If you have an iPhone and use Siri, you're using a chatbot. Cortana with Windows is another popular chatbot you may be familiar with.
Chatbots can also be used in mobile apps and games to simulate real conversation, in commerce apps to help you buy goods or services, and to do things like book a doctor's appointment, hail a taxi or order takeout.
SMS chatbots like Magic make it possible to do a ton of different things just by texting the chatbot, such as booking a plane ticket or getting groceries delivered to your home or office.
Chatbots are even popping up in our homes as with Amazon's Echo with Alexa Skills to do things like turn on your lights and other automated tasks.
In the future, chatbots are expected to be used far more regularly and with a wider range of abilities and uses.
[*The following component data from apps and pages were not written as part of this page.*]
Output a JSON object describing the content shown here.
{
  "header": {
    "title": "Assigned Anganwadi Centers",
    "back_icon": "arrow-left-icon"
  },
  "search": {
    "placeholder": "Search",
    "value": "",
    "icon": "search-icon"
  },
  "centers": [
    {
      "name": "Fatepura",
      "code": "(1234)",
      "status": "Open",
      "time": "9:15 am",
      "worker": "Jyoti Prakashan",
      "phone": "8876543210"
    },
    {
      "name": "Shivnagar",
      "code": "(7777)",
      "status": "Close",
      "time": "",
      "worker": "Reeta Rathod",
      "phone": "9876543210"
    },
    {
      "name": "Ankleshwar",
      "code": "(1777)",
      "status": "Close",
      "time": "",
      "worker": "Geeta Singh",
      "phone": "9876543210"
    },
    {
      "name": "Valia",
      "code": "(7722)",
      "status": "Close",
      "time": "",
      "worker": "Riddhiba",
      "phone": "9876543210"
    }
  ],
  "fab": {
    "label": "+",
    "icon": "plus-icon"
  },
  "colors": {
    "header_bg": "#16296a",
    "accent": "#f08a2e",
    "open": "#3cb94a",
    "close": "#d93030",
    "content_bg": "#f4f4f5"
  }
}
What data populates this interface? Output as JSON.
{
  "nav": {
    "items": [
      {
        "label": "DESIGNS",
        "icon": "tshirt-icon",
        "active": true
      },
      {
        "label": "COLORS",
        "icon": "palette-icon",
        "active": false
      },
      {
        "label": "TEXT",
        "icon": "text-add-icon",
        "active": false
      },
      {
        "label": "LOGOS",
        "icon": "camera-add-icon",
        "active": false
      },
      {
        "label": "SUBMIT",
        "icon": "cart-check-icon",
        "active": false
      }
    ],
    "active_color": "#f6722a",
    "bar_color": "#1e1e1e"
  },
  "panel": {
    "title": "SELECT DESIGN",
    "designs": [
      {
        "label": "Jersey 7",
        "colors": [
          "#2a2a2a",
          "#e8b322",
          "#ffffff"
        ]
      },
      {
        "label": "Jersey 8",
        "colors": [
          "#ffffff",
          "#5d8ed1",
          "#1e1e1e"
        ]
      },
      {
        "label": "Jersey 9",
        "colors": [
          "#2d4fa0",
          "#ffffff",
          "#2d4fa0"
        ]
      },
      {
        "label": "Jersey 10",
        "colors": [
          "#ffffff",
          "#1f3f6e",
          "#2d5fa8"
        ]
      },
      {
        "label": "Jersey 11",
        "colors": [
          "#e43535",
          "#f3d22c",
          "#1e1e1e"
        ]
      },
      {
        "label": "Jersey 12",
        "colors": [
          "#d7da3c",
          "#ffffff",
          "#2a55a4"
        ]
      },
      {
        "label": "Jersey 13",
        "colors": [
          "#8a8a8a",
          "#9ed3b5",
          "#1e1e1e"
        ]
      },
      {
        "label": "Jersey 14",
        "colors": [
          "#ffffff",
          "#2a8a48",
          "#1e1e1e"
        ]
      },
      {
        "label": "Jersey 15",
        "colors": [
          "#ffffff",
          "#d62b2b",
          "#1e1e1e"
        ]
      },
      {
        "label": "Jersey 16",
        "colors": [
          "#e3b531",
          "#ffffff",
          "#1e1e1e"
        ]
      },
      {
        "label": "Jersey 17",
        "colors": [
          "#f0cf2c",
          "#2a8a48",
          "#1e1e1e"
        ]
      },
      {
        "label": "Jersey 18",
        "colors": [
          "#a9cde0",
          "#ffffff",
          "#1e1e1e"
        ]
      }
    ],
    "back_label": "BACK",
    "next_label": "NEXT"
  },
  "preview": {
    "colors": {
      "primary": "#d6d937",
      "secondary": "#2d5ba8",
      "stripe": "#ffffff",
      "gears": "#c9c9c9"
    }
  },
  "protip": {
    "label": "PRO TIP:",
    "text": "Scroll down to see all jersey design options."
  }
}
First let's look at the legal requirements if your chatbot collects personal information.
Personal information includes any information that can be used to identify a user such as a birth date, email address, first or last name, home address, IP address, and other pieces of data.
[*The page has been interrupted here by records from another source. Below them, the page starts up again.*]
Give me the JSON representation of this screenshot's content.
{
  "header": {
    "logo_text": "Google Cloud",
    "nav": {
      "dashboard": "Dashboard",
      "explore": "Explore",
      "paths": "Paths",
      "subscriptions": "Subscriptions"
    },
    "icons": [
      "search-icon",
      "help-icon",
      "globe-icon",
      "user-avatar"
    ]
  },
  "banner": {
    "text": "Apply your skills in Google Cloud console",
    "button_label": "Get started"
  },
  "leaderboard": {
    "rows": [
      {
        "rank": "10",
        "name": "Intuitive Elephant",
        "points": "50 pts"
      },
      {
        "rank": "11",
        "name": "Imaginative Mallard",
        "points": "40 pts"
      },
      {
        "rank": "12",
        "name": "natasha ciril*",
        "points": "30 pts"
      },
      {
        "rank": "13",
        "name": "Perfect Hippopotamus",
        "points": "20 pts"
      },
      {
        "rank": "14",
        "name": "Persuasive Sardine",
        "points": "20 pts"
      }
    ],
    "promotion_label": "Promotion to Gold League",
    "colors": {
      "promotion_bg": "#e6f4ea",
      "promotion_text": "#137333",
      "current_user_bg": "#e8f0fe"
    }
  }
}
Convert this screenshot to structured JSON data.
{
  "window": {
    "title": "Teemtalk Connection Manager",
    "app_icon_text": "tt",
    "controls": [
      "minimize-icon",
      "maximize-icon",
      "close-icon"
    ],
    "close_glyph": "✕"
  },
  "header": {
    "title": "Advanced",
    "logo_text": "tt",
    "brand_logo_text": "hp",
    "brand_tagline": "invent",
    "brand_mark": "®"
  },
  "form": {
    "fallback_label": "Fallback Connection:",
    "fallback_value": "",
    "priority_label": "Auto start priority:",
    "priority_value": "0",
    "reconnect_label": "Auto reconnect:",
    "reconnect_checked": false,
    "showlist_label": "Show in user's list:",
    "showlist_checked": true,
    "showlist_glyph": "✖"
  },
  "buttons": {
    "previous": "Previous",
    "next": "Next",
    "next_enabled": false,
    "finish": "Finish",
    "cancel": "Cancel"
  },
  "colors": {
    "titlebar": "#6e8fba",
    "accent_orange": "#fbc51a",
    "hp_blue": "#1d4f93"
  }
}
At Step 1, select the Website option or App option or both.
Answer some questions about your website or app.
Answer some questions about your business.
Because of the global nature of the internet and most chatbot platforms, it's very likely that a user in the state of California may use your chatbot.
In Canada, the Personal Information Protection and Electronic Documents Act (PIPEDA) is a federal law that dictates how businesses in the private sector must handle personal information of its users.
Among the requirements of PIPEDA is that businesses must let users know what personal information is going to be collected, and why it's going to be collected.
Australia's Privacy Act
Australia has their thirteen Privacy Principles that regulate how personal information is handled.
EU Privacy Directives
- In the EU, the Data Protective Directive and the ePrivacy Directive
- In the UK, the DPA Act
Here are a few of the more common and popular platforms with chatbots and their requirements for Privacy Policies.
Microsoft Dev Framework
Microsoft has a Bot Framework in its "Developer Tools" that allows you to "build and deploy high quality bots for your users to enjoy wherever they are talking."
The Microsoft Bot Framework includes a Bot Builder SDK, a Bot Connector, Developer Portal, Bot Directory, and an emulator to test your bot.
When you use the Microsoft Bot Framework to create your chatbot, you're going to be subject to the "Microsoft Bot Framework Preview Online Services Agreement".
In early 2016, Facebook introduced a Bots for Messenger platform that allows developers to create chatbots that connect with end users via the Facebook Messenger application.
Developers who work within the Facebook platform must adhere to the Facebook Platform Policy.
Here is a screenshot of Facebook's Platform Policy:
Slack is a cloud-based collaboration tool that a lot of organizations and companies use for projects. It allows bots to be created and used, and includes lists of available bots and "Brilliant Bots."